* [Stored data]
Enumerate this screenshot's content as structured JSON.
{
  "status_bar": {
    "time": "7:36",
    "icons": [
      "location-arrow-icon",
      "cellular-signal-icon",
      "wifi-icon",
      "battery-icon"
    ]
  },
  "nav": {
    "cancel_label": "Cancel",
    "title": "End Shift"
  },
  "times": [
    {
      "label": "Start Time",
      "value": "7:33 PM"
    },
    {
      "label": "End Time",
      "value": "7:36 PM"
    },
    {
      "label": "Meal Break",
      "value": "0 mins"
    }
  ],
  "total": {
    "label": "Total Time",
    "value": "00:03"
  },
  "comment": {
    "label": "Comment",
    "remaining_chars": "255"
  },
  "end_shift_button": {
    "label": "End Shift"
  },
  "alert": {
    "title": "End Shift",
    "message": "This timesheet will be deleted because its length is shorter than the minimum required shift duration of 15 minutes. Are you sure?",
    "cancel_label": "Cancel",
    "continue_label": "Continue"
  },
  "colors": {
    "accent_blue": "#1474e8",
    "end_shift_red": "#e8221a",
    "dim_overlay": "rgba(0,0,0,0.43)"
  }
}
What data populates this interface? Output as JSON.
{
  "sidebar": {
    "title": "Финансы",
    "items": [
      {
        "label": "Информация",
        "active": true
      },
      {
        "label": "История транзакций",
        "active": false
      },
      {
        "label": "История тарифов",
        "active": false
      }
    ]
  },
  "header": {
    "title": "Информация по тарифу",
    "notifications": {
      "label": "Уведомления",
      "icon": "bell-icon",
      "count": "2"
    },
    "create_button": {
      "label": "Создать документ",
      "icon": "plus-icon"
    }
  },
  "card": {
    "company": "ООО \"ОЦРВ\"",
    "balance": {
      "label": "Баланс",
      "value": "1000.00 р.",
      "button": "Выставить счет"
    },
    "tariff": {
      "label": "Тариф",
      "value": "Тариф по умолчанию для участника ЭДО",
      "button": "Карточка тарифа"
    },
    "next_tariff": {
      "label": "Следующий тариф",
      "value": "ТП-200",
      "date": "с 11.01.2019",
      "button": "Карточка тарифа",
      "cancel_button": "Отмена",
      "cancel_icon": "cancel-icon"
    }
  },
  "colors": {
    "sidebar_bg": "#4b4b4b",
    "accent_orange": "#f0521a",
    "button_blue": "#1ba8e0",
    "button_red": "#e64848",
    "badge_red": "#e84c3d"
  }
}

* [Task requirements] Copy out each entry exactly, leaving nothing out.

* [Written response]
Enumerate this screenshot's content as structured JSON.
{
  "status_bar": {
    "time": "7:36",
    "icons": [
      "location-arrow-icon",
      "cellular-signal-icon",
      "wifi-icon",
      "battery-icon"
    ]
  },
  "nav": {
    "cancel_label": "Cancel",
    "title": "End Shift"
  },
  "times": [
    {
      "label": "Start Time",
      "value": "7:33 PM"
    },
    {
      "label": "End Time",
      "value": "7:36 PM"
    },
    {
      "label": "Meal Break",
      "value": "0 mins"
    }
  ],
  "total": {
    "label": "Total Time",
    "value": "00:03"
  },
  "comment": {
    "label": "Comment",
    "remaining_chars": "255"
  },
  "end_shift_button": {
    "label": "End Shift"
  },
  "alert": {
    "title": "End Shift",
    "message": "This timesheet will be deleted because its length is shorter than the minimum required shift duration of 15 minutes. Are you sure?",
    "cancel_label": "Cancel",
    "continue_label": "Continue"
  },
  "colors": {
    "accent_blue": "#1474e8",
    "end_shift_red": "#e8221a",
    "dim_overlay": "rgba(0,0,0,0.43)"
  }
}
What data populates this interface? Output as JSON.
{
  "sidebar": {
    "title": "Финансы",
    "items": [
      {
        "label": "Информация",
        "active": true
      },
      {
        "label": "История транзакций",
        "active": false
      },
      {
        "label": "История тарифов",
        "active": false
      }
    ]
  },
  "header": {
    "title": "Информация по тарифу",
    "notifications": {
      "label": "Уведомления",
      "icon": "bell-icon",
      "count": "2"
    },
    "create_button": {
      "label": "Создать документ",
      "icon": "plus-icon"
    }
  },
  "card": {
    "company": "ООО \"ОЦРВ\"",
    "balance": {
      "label": "Баланс",
      "value": "1000.00 р.",
      "button": "Выставить счет"
    },
    "tariff": {
      "label": "Тариф",
      "value": "Тариф по умолчанию для участника ЭДО",
      "button": "Карточка тарифа"
    },
    "next_tariff": {
      "label": "Следующий тариф",
      "value": "ТП-200",
      "date": "с 11.01.2019",
      "button": "Карточка тарифа",
      "cancel_button": "Отмена",
      "cancel_icon": "cancel-icon"
    }
  },
  "colors": {
    "sidebar_bg": "#4b4b4b",
    "accent_orange": "#f0521a",
    "button_blue": "#1ba8e0",
    "button_red": "#e64848",
    "badge_red": "#e84c3d"
  }
}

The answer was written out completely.